Students study for at least 4 hours in a classroom environment, and are required to complete 6 hours of online revision and exercises every week.
The subject combinations offered are designed based on the university’s general requirement. In other words, these are the safest subject combinations that will offer you more options when selecting your university and major.
Yes, you can. Do reach out to us so we are able to advise based on your proficiency levels. You may also be able to register for our University Preparation (UP) Programme directly after your A Level studies have been completed. However, we encourage you to join the German Pathway anyway and use it as an opportunity to practice as our syllabus is very intensive.
Now that you’ve made up your mind to start this exciting journey, enroll with MCKL to book a seat!
A pre-university internship, pre-study internship, pre-internship or in German, Vorpraktikum, is one of the university requirements and is required for selected courses. Students will have to gain working experience in the fields related to their studies at companies or vocational schools. Pre-internships can be as short as 6 weeks, and as long as 6 months. What you learn during your pre-internship must be based on the guidelines listed by German universities.
In most cases, you will not receive an allowance during your pre-internship as you are not working for the company, but will be receiving training and on-the-job experience instead.
Yes, you can! Upon completion of the DVT programme, you will be required to work for at least 3 years before applying to further your studies and obtain your Bachelor’s Degree.
Yes, it’s possible – but only if you’ve worked in Germany for a few years.
Students typically receive about €400 to €800 monthly during the DVT programme to help cover living costs.
That depends on the allowance you will receive. If you receive €861 or more monthly, you are not required to open a blocked account. Otherwise, you will need to make up for the difference between the recommended living expenses and the allowance you receive.
The Dual Vocational Training is well recognised in Germany as well as in other EU countries. Therefore, it is possible for you to work in other countries or companies after completing your training.
You can further your studies at the Bachelor’s degree in German universities provided you fulfilled the university requirements.
Yes, in most cases, the sponsoring hospital or healthcare organisation will provide sufficient allowance to cover your living expenses.
Similar to other jobs in Germany, there are many factors that determine one’s salary – your workplace location, whether you’re working in the public or private sector, and your work arrangements with your employer. Nurses usually receive an average of €2800 monthly (before tax deduction).

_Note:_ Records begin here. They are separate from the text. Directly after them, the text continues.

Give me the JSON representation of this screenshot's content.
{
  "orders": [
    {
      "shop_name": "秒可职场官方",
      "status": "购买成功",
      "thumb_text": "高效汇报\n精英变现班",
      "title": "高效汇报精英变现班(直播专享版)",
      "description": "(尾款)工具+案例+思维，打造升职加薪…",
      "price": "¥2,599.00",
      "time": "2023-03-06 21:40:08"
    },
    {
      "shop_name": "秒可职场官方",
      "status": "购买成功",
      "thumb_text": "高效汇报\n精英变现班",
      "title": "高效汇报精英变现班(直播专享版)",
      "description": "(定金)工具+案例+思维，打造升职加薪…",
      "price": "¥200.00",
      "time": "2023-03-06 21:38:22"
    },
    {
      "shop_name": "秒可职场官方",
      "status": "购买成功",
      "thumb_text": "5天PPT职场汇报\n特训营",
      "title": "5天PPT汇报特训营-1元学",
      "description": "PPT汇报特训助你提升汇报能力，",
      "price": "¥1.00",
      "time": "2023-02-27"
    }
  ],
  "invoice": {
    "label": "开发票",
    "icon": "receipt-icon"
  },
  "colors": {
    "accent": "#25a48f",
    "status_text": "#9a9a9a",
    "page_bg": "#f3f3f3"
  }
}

However, be prepared to contribute between 30% and 42% of your gross salary as tax and social contribution. In return, you get to enjoy benefits from the German government which includes unemployment support, pension, healthcare, and education for your family.